The first results of the GWPF’s analysis focus on the Transport sector costings. The work reveals that the CCC’s claims that decarbonisation could be achieved at no net cost was based on wildly optimistic and sometimes bizarre assumptions.
According to GWPF Deputy Director Andrew Montford:
When they published their report in 2019, the CCC said that small electric car prices would have fallen to around £13,000 by 2021. However, the CCC’s figures for 2019 EV prices were wildly wrong at the time they published their report, so its’ unsuprising tht the current cost of a small electric car is double, or even triple their estimate.”

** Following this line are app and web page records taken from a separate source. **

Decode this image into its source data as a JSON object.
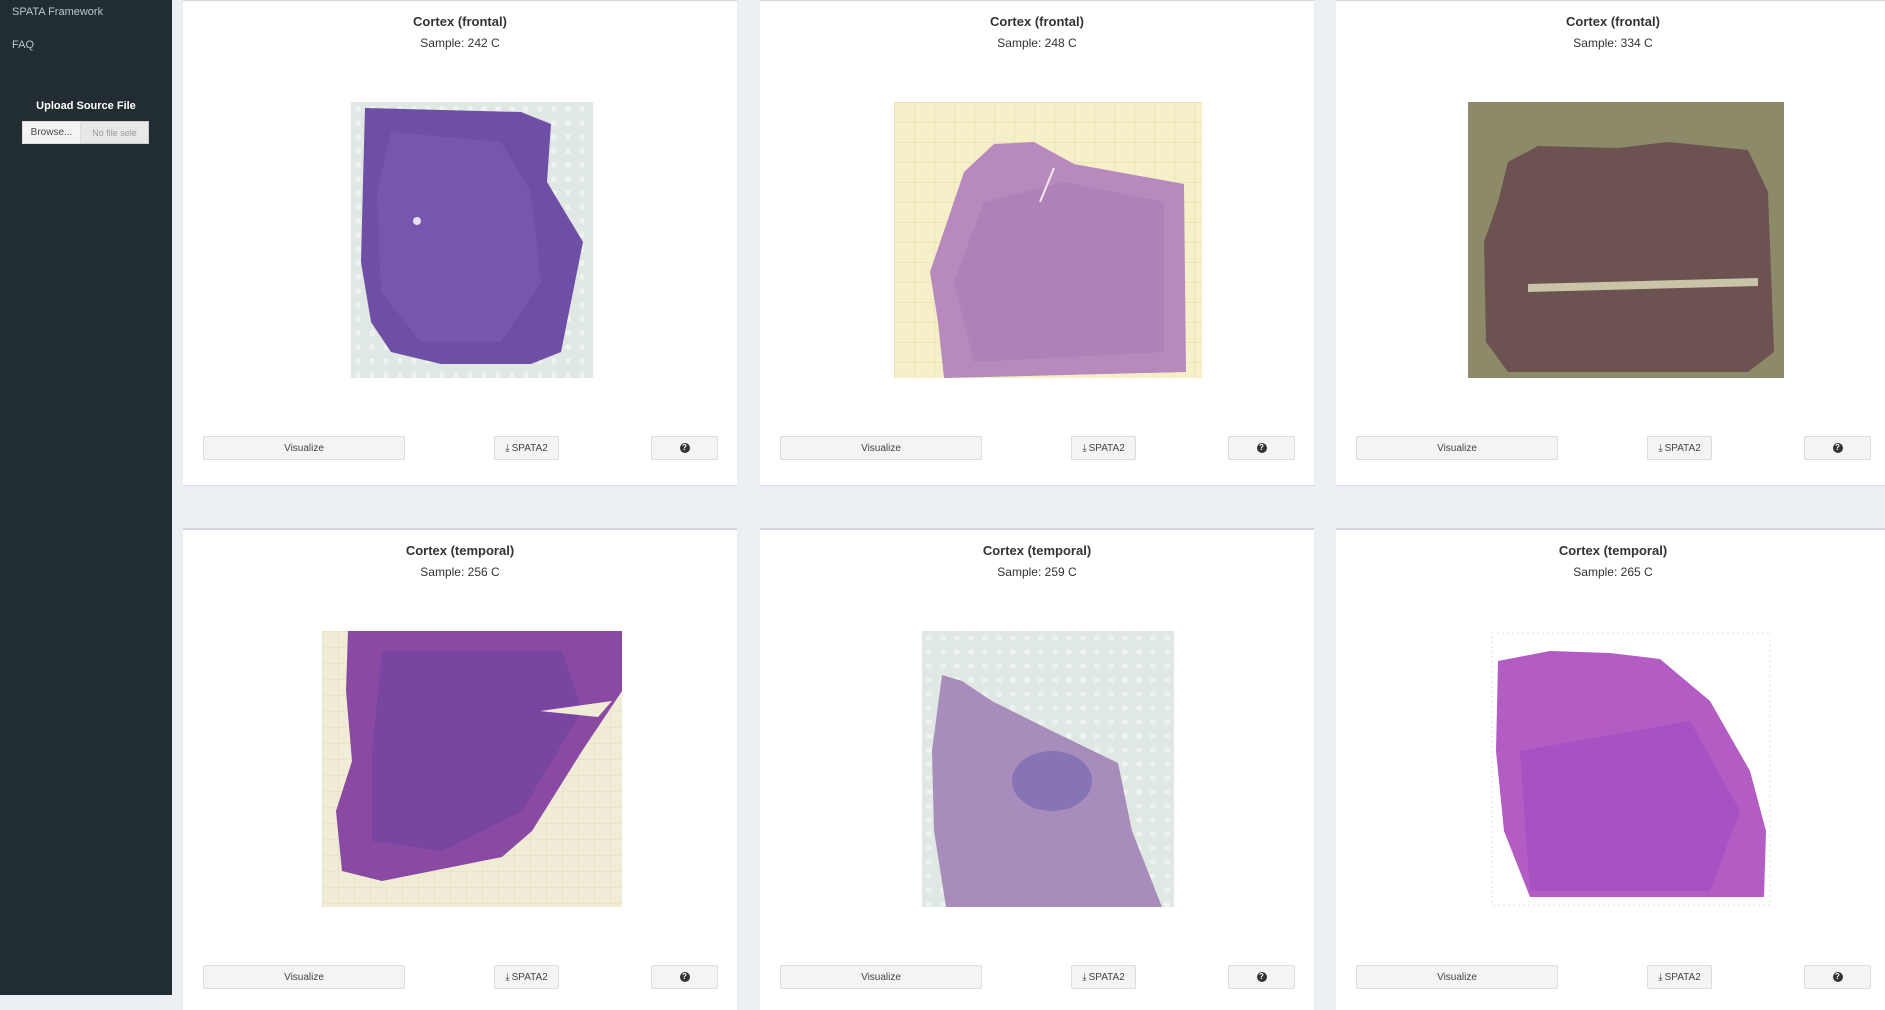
{
  "sidebar": {
    "nav": [
      {
        "label": "SPATA Framework"
      },
      {
        "label": "FAQ"
      }
    ],
    "upload": {
      "title": "Upload Source File",
      "browse_label": "Browse...",
      "file_placeholder": "No file sele"
    }
  },
  "buttons": {
    "visualize_label": "Visualize",
    "download_label": "SPATA2",
    "download_icon": "download-icon",
    "help_icon": "question-circle-icon"
  },
  "cards": [
    {
      "title": "Cortex (frontal)",
      "sample": "Sample: 242 C"
    },
    {
      "title": "Cortex (frontal)",
      "sample": "Sample: 248 C"
    },
    {
      "title": "Cortex (frontal)",
      "sample": "Sample: 334 C"
    },
    {
      "title": "Cortex (temporal)",
      "sample": "Sample: 256 C"
    },
    {
      "title": "Cortex (temporal)",
      "sample": "Sample: 259 C"
    },
    {
      "title": "Cortex (temporal)",
      "sample": "Sample: 265 C"
    }
  ],
  "colors": {
    "sidebar_bg": "#222d32",
    "content_bg": "#ecf0f5",
    "card_bg": "#ffffff"
  }
}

If instead of the CCC’s optimistic assumptions, we project a realistic decline in EV costs, this adds a staggering £1.8 trillion to the cost of Net Zero, or £60,000 per household, and altogether wipes out the claimed net benefit of decarbonising the transport sector.
Dr Benny Peiser, GWPF director said:

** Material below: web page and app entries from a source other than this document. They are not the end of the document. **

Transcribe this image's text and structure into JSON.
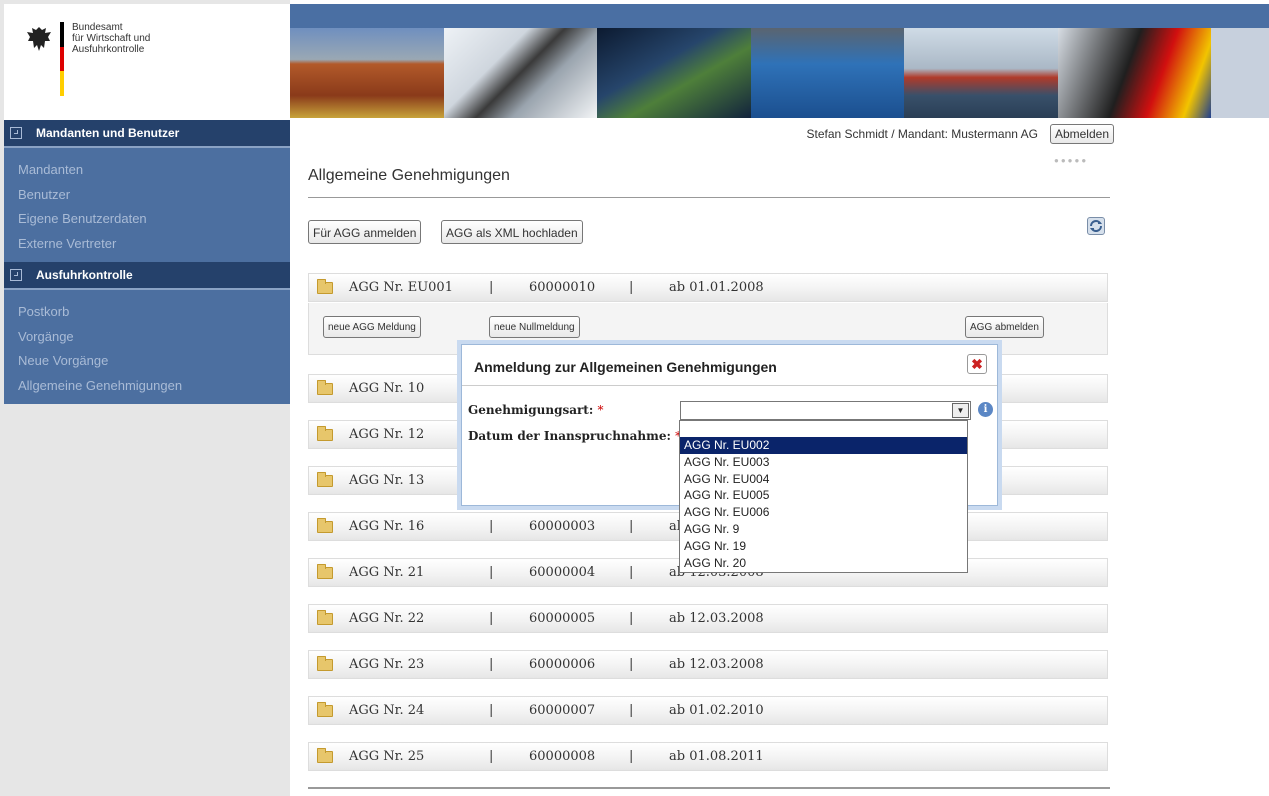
{
  "logo": {
    "line1": "Bundesamt",
    "line2": "für Wirtschaft und",
    "line3": "Ausfuhrkontrolle"
  },
  "sidebar": {
    "sections": [
      {
        "title": "Mandanten und Benutzer",
        "items": [
          "Mandanten",
          "Benutzer",
          "Eigene Benutzerdaten",
          "Externe Vertreter"
        ]
      },
      {
        "title": "Ausfuhrkontrolle",
        "items": [
          "Postkorb",
          "Vorgänge",
          "Neue Vorgänge",
          "Allgemeine Genehmigungen"
        ]
      }
    ]
  },
  "userbar": {
    "user": "Stefan Schmidt / Mandant: Mustermann AG",
    "logout": "Abmelden"
  },
  "page": {
    "title": "Allgemeine Genehmigungen"
  },
  "toolbar": {
    "register": "Für AGG anmelden",
    "upload": "AGG als XML hochladen"
  },
  "rows": [
    {
      "name": "AGG Nr. EU001",
      "sep1": "|",
      "number": "60000010",
      "sep2": "|",
      "date": "ab 01.01.2008"
    },
    {
      "name": "AGG Nr. 10",
      "sep1": "",
      "number": "",
      "sep2": "",
      "date": ""
    },
    {
      "name": "AGG Nr. 12",
      "sep1": "",
      "number": "",
      "sep2": "",
      "date": ""
    },
    {
      "name": "AGG Nr. 13",
      "sep1": "",
      "number": "",
      "sep2": "",
      "date": ""
    },
    {
      "name": "AGG Nr. 16",
      "sep1": "|",
      "number": "60000003",
      "sep2": "|",
      "date": "ab"
    },
    {
      "name": "AGG Nr. 21",
      "sep1": "|",
      "number": "60000004",
      "sep2": "|",
      "date": "ab 12.03.2008"
    },
    {
      "name": "AGG Nr. 22",
      "sep1": "|",
      "number": "60000005",
      "sep2": "|",
      "date": "ab 12.03.2008"
    },
    {
      "name": "AGG Nr. 23",
      "sep1": "|",
      "number": "60000006",
      "sep2": "|",
      "date": "ab 12.03.2008"
    },
    {
      "name": "AGG Nr. 24",
      "sep1": "|",
      "number": "60000007",
      "sep2": "|",
      "date": "ab 01.02.2010"
    },
    {
      "name": "AGG Nr. 25",
      "sep1": "|",
      "number": "60000008",
      "sep2": "|",
      "date": "ab 01.08.2011"
    }
  ],
  "expanded": {
    "new_report": "neue AGG Meldung",
    "null_report": "neue Nullmeldung",
    "deregister": "AGG abmelden"
  },
  "dialog": {
    "title": "Anmeldung zur Allgemeinen Genehmigungen",
    "close": "✖",
    "label_type": "Genehmigungsart:",
    "label_date": "Datum der Inanspruchnahme:",
    "required": "*",
    "select_value": "",
    "options": [
      "AGG Nr. EU002",
      "AGG Nr. EU003",
      "AGG Nr. EU004",
      "AGG Nr. EU005",
      "AGG Nr. EU006",
      "AGG Nr. 9",
      "AGG Nr. 19",
      "AGG Nr. 20"
    ],
    "selected_option": "AGG Nr. EU002"
  },
  "colors": {
    "nav_dark": "#25416b",
    "nav": "#4c6fa0",
    "header": "#4a6fa3",
    "flag_black": "#000000",
    "flag_red": "#dd0000",
    "flag_gold": "#ffce00"
  },
  "icons": {
    "logo": "federal-eagle-icon",
    "refresh": "refresh-icon",
    "folder": "folder-icon",
    "info": "info-icon",
    "close": "close-icon"
  }
}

Lord Deben, chairman of the Climate Change Committee, told Parliament the Net Zero report was ‘the most seriously presented, costed effort’ – but it is now clear that the CCC’s costings were incomplete, biased, and grossly misleading.

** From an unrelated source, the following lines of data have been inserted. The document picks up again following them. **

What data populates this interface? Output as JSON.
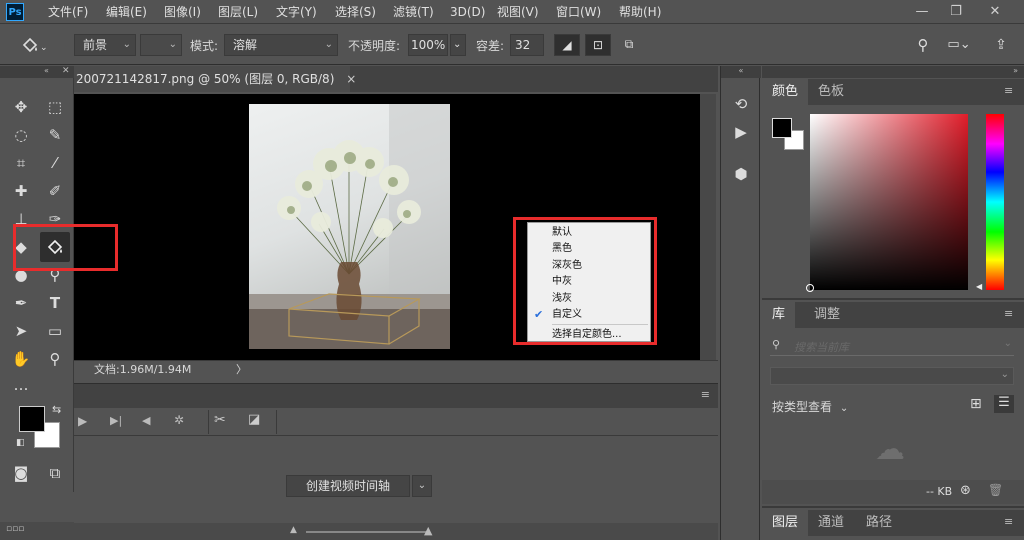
{
  "app": {
    "logo": "Ps"
  },
  "menubar": {
    "items": [
      "文件(F)",
      "编辑(E)",
      "图像(I)",
      "图层(L)",
      "文字(Y)",
      "选择(S)",
      "滤镜(T)",
      "3D(D)",
      "视图(V)",
      "窗口(W)",
      "帮助(H)"
    ],
    "window_controls": [
      "minimize-icon",
      "restore-icon",
      "close-icon"
    ]
  },
  "options": {
    "fill_source": "前景",
    "mode_label": "模式:",
    "mode_value": "溶解",
    "opacity_label": "不透明度:",
    "opacity_value": "100%",
    "tolerance_label": "容差:",
    "tolerance_value": "32"
  },
  "document": {
    "tab_title": "200721142817.png @ 50% (图层 0, RGB/8)",
    "tab_close": "×",
    "status": "文档:1.96M/1.94M",
    "status_arrow": "〉"
  },
  "context_menu": {
    "items": [
      "默认",
      "黑色",
      "深灰色",
      "中灰",
      "浅灰",
      "自定义",
      "选择自定颜色..."
    ],
    "checked_index": 5,
    "check_mark": "✔"
  },
  "timeline": {
    "create_button": "创建视频时间轴",
    "dropdown": "⌄"
  },
  "color_panel": {
    "tabs": [
      "颜色",
      "色板"
    ],
    "active_tab": 0,
    "foreground": "#000000",
    "background": "#ffffff",
    "hue_color": "#e11d2a"
  },
  "library_panel": {
    "tabs": [
      "库",
      "调整"
    ],
    "active_tab": 0,
    "search_placeholder": "搜索当前库",
    "view_by": "按类型查看",
    "size": "-- KB"
  },
  "layers_panel": {
    "tabs": [
      "图层",
      "通道",
      "路径"
    ],
    "active_tab": 0
  },
  "colors": {
    "ui_bg": "#535353",
    "highlight": "#e82c2c",
    "check": "#2a6fdb"
  }
}
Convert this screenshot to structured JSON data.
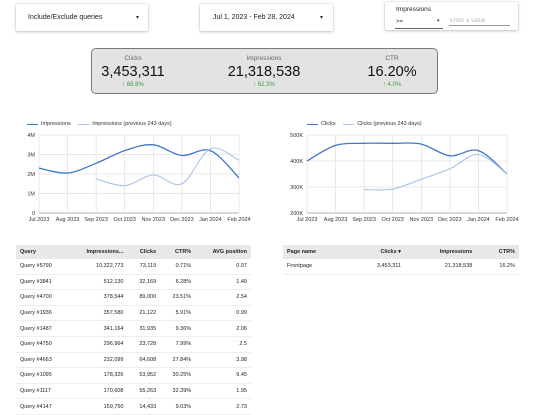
{
  "controls": {
    "filter_dropdown": {
      "value": "Include/Exclude queries",
      "arrow": "▾"
    },
    "date_dropdown": {
      "value": "Jul 1, 2023 - Feb 28, 2024",
      "arrow": "▾"
    },
    "impressions_filter": {
      "label": "Impressions",
      "operator": ">=",
      "arrow": "▾",
      "placeholder": "Enter a value"
    }
  },
  "scorecard": {
    "clicks": {
      "label": "Clicks",
      "value": "3,453,311",
      "delta": "↑ 68.8%"
    },
    "impressions": {
      "label": "Impressions",
      "value": "21,318,538",
      "delta": "↑ 62.3%"
    },
    "ctr": {
      "label": "CTR",
      "value": "16.20%",
      "delta": "↑ 4.0%"
    }
  },
  "colors": {
    "current_series": "#3f78c8",
    "previous_series": "#a9c4ea",
    "positive_delta": "#3a9a45"
  },
  "charts": {
    "impressions_chart": {
      "legend": {
        "current": "Impressions",
        "previous": "Impressions (previous 243 days)"
      }
    },
    "clicks_chart": {
      "legend": {
        "current": "Clicks",
        "previous": "Clicks (previous 243 days)"
      }
    }
  },
  "chart_data": [
    {
      "type": "line",
      "x_labels": [
        "Jul 2023",
        "Aug 2023",
        "Sep 2023",
        "Oct 2023",
        "Nov 2023",
        "Dec 2023",
        "Jan 2024",
        "Feb 2024"
      ],
      "y_ticks": [
        "0",
        "1M",
        "2M",
        "3M",
        "4M"
      ],
      "ylim": [
        0,
        4000000
      ],
      "grid": true,
      "legend_position": "top-left",
      "series": [
        {
          "name": "Impressions",
          "x": [
            0,
            1,
            2,
            3,
            4,
            5,
            6,
            7
          ],
          "values": [
            2300000,
            2050000,
            2550000,
            3200000,
            3500000,
            2950000,
            3200000,
            1800000
          ]
        },
        {
          "name": "Impressions (previous 243 days)",
          "x": [
            2,
            3,
            4,
            5,
            6,
            7
          ],
          "values": [
            1750000,
            1400000,
            1950000,
            1500000,
            3300000,
            2700000
          ]
        }
      ]
    },
    {
      "type": "line",
      "x_labels": [
        "Jul 2023",
        "Aug 2023",
        "Sep 2023",
        "Oct 2023",
        "Nov 2023",
        "Dec 2023",
        "Jan 2024",
        "Feb 2024"
      ],
      "y_ticks": [
        "200K",
        "300K",
        "400K",
        "500K"
      ],
      "ylim": [
        200000,
        500000
      ],
      "grid": true,
      "legend_position": "top-left",
      "series": [
        {
          "name": "Clicks",
          "x": [
            0,
            1,
            2,
            3,
            4,
            5,
            6,
            7
          ],
          "values": [
            400000,
            460000,
            468000,
            468000,
            465000,
            420000,
            440000,
            350000
          ]
        },
        {
          "name": "Clicks (previous 243 days)",
          "x": [
            2,
            3,
            4,
            5,
            6,
            7
          ],
          "values": [
            290000,
            292000,
            330000,
            370000,
            425000,
            350000
          ]
        }
      ]
    }
  ],
  "query_table": {
    "headers": [
      "Query",
      "Impressions...",
      "Clicks",
      "CTR%",
      "AVG position"
    ],
    "rows": [
      [
        "Query #5790",
        "10,322,773",
        "73,119",
        "0.71%",
        "0.07"
      ],
      [
        "Query #3841",
        "512,130",
        "32,169",
        "6.28%",
        "1.49"
      ],
      [
        "Query #4700",
        "378,544",
        "89,000",
        "23.51%",
        "2.54"
      ],
      [
        "Query #1936",
        "357,580",
        "21,122",
        "5.91%",
        "0.99"
      ],
      [
        "Query #1487",
        "341,164",
        "31,935",
        "9.36%",
        "2.06"
      ],
      [
        "Query #4750",
        "296,964",
        "23,728",
        "7.99%",
        "2.5"
      ],
      [
        "Query #4663",
        "232,099",
        "64,608",
        "27.84%",
        "3.98"
      ],
      [
        "Query #1095",
        "178,326",
        "53,952",
        "30.25%",
        "9.45"
      ],
      [
        "Query #1117",
        "170,608",
        "55,263",
        "32.39%",
        "1.95"
      ],
      [
        "Query #4147",
        "159,750",
        "14,433",
        "9.03%",
        "2.73"
      ]
    ]
  },
  "page_table": {
    "headers": [
      "Page name",
      "Clicks ▾",
      "Impressions",
      "CTR%"
    ],
    "rows": [
      [
        "Frontpage",
        "3,453,311",
        "21,318,538",
        "16.2%"
      ]
    ]
  }
}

Parliament was, in essence, misled and Net Zero was badly mis-sold. The public is now facing the price for that deception.”
In a striking new development, the Sunday Telegraph is also reporting that they were initially given misleading information by the CCC, in an attempt to cover up the error and prevent publication. Only repeated requests for clarification revealed the truth.
Dr Peiser said that the CCC’s attempts to whitewash the matter meant that this supposedly independent advisor to government could no longer be seen as a credible source:
The CCC spent years trying to hide their absurd assumptions, and even after the Information Tribunal compelled them to release their spreadsheets, they tried to throw the Sunday Telegraph off the scent. I don’t think Parliament or the public can ever trust them again.”
Craig Mackinlay MP, chairman of the parliamentary Net Zero Scrutiny Group, told the Sunday Telegraph that the findings were “scandalous” and that Parliament had been “misled”.
The GWPF’s analysis of the CCC’s costings is ongoing, and further announcements are expected in the coming weeks.
Cost of electric vehicles
The CCC’s model assumes that EV costs will fall by 36–59% between 2010 and 2050, depending on category. The price of small EVs is assumed to fall from £26,000 to £11,000. Actual 2021 small EV prices (see graph below) are typically around double the figures used by the CCC in the Net Zero Report.
It must have been obvious to the CCC that their assumed trajectory was wrong at the time the Net Zero report was published. The CCC’s 2019 figure was £14,666, around half the level seen in the marketplace at that time .
This can be illustrated by the history of the Nissan Leaf, the archetypal small EV.
The extremely optimistic assumptions made by the CCC about Electric Vehicles are crucially important to their overall cost estimates. Simply changing the shape of the curve to a straight line decline between 2019 and 2050, for all categories of EV, adds £0.7 trillion to the cost of Net Zero.
With batteries now representing only around 25% of the consumer cost of an EV, future cost declines – if any – are likely to be incremental rather than revolutionary. Indeed, there a significant upward cost pressures on EV prices due to increasing costs for energy and critical minerals.
Reducing the rate of decline to 3% per decade more than doubles the cost of Net Zero, amounting to a bill of £60,000 per household. Holding EV prices steady would increase the bill by £2.1 trillion, or £75,000 per household.
 All costs are in £2018, ex-VAT and before deduction of any grants.